Another trading, another day of market-cap wonders for the tech’s five giants.
(GOOGL) were on track to set record highs at Monday’s close, before losing steam. Together, with
(FB), those five stocks have a combined market valuation of $6.75 trillion. Throw in
(NFLX), which is also going to set a record, and the total is a cool $7 trillion.
This remarkable feat comes with all of those companies due to report June quarter financial results in the next few weeks, starting with Netflix on Thursday. No question, all of those companies are seeing benefits from the economic shutdown, in the form of more subscribers, more cloud-based computing and more online commerce. But the valuations are reaching levels that feel more than a little bubbly.

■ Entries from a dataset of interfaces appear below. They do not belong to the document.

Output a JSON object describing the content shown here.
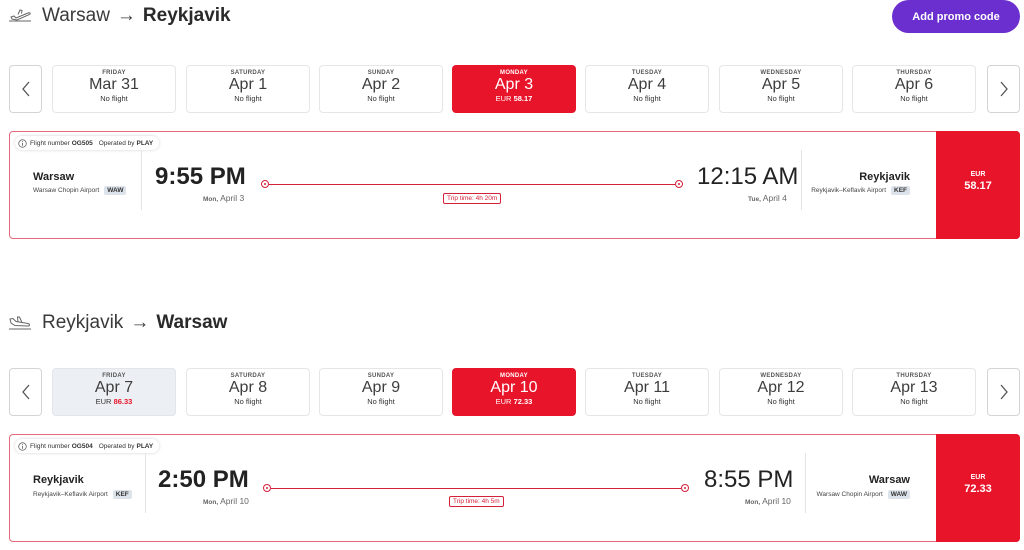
{
  "promo": {
    "label": "Add promo code"
  },
  "outbound": {
    "from": "Warsaw",
    "arrow": "→",
    "to": "Reykjavik",
    "days": [
      {
        "weekday": "FRIDAY",
        "date": "Mar 31",
        "status": "No flight"
      },
      {
        "weekday": "SATURDAY",
        "date": "Apr 1",
        "status": "No flight"
      },
      {
        "weekday": "SUNDAY",
        "date": "Apr 2",
        "status": "No flight"
      },
      {
        "weekday": "MONDAY",
        "date": "Apr 3",
        "currency": "EUR",
        "price": "58.17"
      },
      {
        "weekday": "TUESDAY",
        "date": "Apr 4",
        "status": "No flight"
      },
      {
        "weekday": "WEDNESDAY",
        "date": "Apr 5",
        "status": "No flight"
      },
      {
        "weekday": "THURSDAY",
        "date": "Apr 6",
        "status": "No flight"
      }
    ],
    "flight": {
      "number_label": "Flight number",
      "number": "OG505",
      "operated_label": "Operated by",
      "operator": "PLAY",
      "origin_city": "Warsaw",
      "origin_airport": "Warsaw Chopin Airport",
      "origin_code": "WAW",
      "depart_time": "9:55 PM",
      "depart_day": "Mon,",
      "depart_date": "April 3",
      "trip_time": "Trip time: 4h 20m",
      "arrive_time": "12:15 AM",
      "arrive_day": "Tue,",
      "arrive_date": "April 4",
      "dest_city": "Reykjavik",
      "dest_airport": "Reykjavik–Keflavik Airport",
      "dest_code": "KEF",
      "currency": "EUR",
      "price": "58.17"
    }
  },
  "return": {
    "from": "Reykjavik",
    "arrow": "→",
    "to": "Warsaw",
    "days": [
      {
        "weekday": "FRIDAY",
        "date": "Apr 7",
        "currency": "EUR",
        "price": "86.33"
      },
      {
        "weekday": "SATURDAY",
        "date": "Apr 8",
        "status": "No flight"
      },
      {
        "weekday": "SUNDAY",
        "date": "Apr 9",
        "status": "No flight"
      },
      {
        "weekday": "MONDAY",
        "date": "Apr 10",
        "currency": "EUR",
        "price": "72.33"
      },
      {
        "weekday": "TUESDAY",
        "date": "Apr 11",
        "status": "No flight"
      },
      {
        "weekday": "WEDNESDAY",
        "date": "Apr 12",
        "status": "No flight"
      },
      {
        "weekday": "THURSDAY",
        "date": "Apr 13",
        "status": "No flight"
      }
    ],
    "flight": {
      "number_label": "Flight number",
      "number": "OG504",
      "operated_label": "Operated by",
      "operator": "PLAY",
      "origin_city": "Reykjavik",
      "origin_airport": "Reykjavik–Keflavik Airport",
      "origin_code": "KEF",
      "depart_time": "2:50 PM",
      "depart_day": "Mon,",
      "depart_date": "April 10",
      "trip_time": "Trip time: 4h 5m",
      "arrive_time": "8:55 PM",
      "arrive_day": "Mon,",
      "arrive_date": "April 10",
      "dest_city": "Warsaw",
      "dest_airport": "Warsaw Chopin Airport",
      "dest_code": "WAW",
      "currency": "EUR",
      "price": "72.33"
    }
  },
  "icons": {
    "departure": "plane-takeoff-icon",
    "arrival": "plane-landing-icon",
    "prev": "chevron-left-icon",
    "next": "chevron-right-icon",
    "info": "info-icon"
  },
  "colors": {
    "accent": "#e8142a",
    "promo": "#6c2fcf"
  }
}
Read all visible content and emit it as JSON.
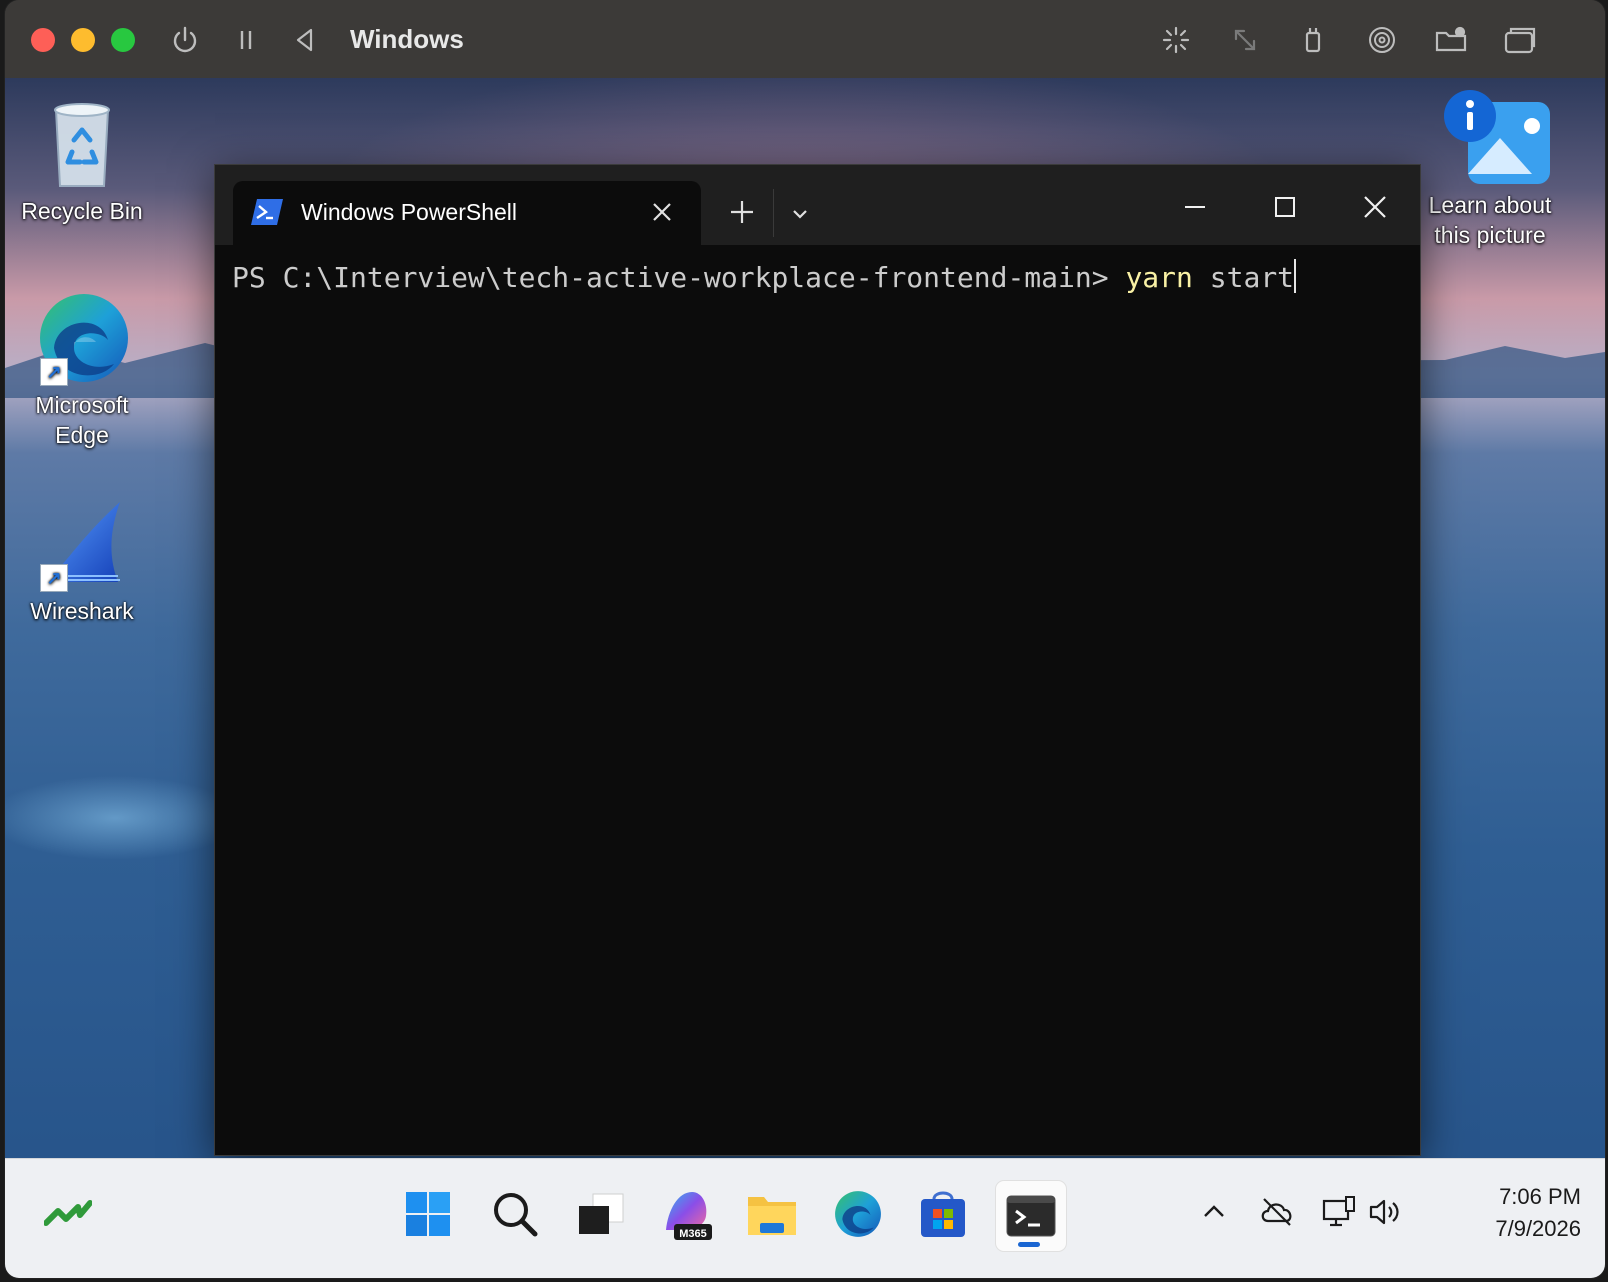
{
  "vm": {
    "title": "Windows",
    "toolbar_icons": [
      "power-icon",
      "pause-icon",
      "back-icon",
      "activity-icon",
      "resize-icon",
      "usb-icon",
      "disc-icon",
      "shared-folder-icon",
      "window-icon"
    ]
  },
  "desktop": {
    "icons": [
      {
        "label": "Recycle Bin"
      },
      {
        "label": "Microsoft Edge"
      },
      {
        "label": "Wireshark"
      },
      {
        "label": "Learn about this picture"
      }
    ]
  },
  "terminal": {
    "tab_title": "Windows PowerShell",
    "prompt": "PS C:\\Interview\\tech-active-workplace-frontend-main> ",
    "command": "yarn",
    "args": " start"
  },
  "taskbar": {
    "apps": [
      "start-icon",
      "search-icon",
      "task-view-icon",
      "m365-icon",
      "file-explorer-icon",
      "edge-icon",
      "store-icon",
      "terminal-icon"
    ],
    "m365_badge": "M365",
    "time": "7:06 PM",
    "date": "7/9/2026"
  },
  "colors": {
    "terminal_bg": "#0c0c0c",
    "command_yellow": "#f9f1a5",
    "taskbar_bg": "#eef0f3",
    "accent_blue": "#1a66d2"
  }
}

Jefferies Global Equity Strategist Sean Darby on Monday moved his position on technology stocks to “modestly bearish” from “modestly bullish,” citing expectations for a mild stock pullback. Darby notes that tech shares are now 18% of the overall U.S. stock-market capitalization, 23% of the
and 40% of the
Darby writes that “the usual suspects for a pullback in IT share prices aren’t present yet—a shift upward in the U.S. yield curve, a strong dollar, widening credit spreads.” But he adds that “the very tight correlations between the [mega-cap tech] stocks alongside rich valuations and modest overbought conditions leave little room for mistakes. Sentiment is starting to become euphoric, similar to the ‘Four Horsemen’ during the late 1990s.”
During the 1999-2000 period, Darby points out, the market was similarly dominated by four stocks—Microsoft (MSFT),
(CSCO), Dell, and
(ORCL). He sees strong similarities to that period and this one, and he notes that today’s FAANG stocks are “making a similar trajectory as previous bubbles.”
No one seems that concerned on Monday, though—the Nasdaq Composite is up another 0.6% to 10692.61, on track for a fourth straight record close.
Write to Eric J. Savitz at firstname.lastname@example.org